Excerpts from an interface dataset
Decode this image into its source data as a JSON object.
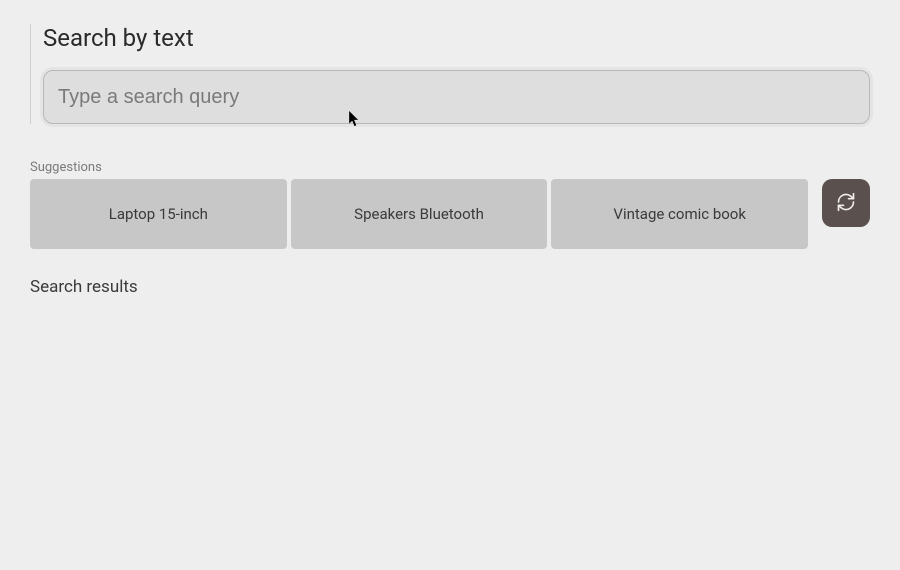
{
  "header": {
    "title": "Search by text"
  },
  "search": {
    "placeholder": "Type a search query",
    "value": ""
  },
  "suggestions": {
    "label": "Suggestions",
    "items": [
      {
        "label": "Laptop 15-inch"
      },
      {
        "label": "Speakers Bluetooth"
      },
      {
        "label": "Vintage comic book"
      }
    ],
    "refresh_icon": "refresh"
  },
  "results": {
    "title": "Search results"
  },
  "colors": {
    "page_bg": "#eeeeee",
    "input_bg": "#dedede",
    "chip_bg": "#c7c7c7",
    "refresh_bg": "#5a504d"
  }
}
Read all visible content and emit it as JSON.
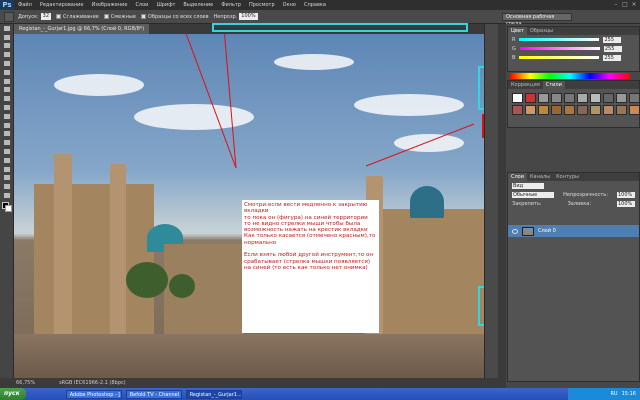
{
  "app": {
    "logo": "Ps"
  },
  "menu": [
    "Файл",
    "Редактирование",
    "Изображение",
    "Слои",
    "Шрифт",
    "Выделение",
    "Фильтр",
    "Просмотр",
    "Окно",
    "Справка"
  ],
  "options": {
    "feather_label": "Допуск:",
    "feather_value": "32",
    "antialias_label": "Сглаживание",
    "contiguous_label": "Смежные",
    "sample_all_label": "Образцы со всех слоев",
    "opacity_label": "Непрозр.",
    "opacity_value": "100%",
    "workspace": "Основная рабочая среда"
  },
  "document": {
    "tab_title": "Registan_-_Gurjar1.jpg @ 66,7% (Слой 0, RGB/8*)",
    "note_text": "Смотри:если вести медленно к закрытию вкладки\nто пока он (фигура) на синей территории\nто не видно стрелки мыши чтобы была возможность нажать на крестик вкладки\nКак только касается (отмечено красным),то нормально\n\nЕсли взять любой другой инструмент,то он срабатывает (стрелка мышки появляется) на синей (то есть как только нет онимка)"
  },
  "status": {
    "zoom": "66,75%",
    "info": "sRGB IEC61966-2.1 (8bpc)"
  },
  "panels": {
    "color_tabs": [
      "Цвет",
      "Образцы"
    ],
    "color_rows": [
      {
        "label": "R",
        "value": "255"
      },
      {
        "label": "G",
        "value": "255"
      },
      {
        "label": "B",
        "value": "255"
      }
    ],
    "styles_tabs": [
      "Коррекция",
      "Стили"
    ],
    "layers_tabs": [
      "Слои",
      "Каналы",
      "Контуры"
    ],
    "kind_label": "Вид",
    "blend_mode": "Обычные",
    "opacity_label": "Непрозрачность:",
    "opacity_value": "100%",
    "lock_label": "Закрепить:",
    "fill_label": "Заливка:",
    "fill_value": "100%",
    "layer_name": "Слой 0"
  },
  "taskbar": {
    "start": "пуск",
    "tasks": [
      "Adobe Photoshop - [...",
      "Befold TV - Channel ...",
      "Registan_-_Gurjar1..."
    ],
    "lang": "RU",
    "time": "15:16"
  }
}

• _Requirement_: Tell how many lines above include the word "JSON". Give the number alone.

• _Output for this exercise_: 2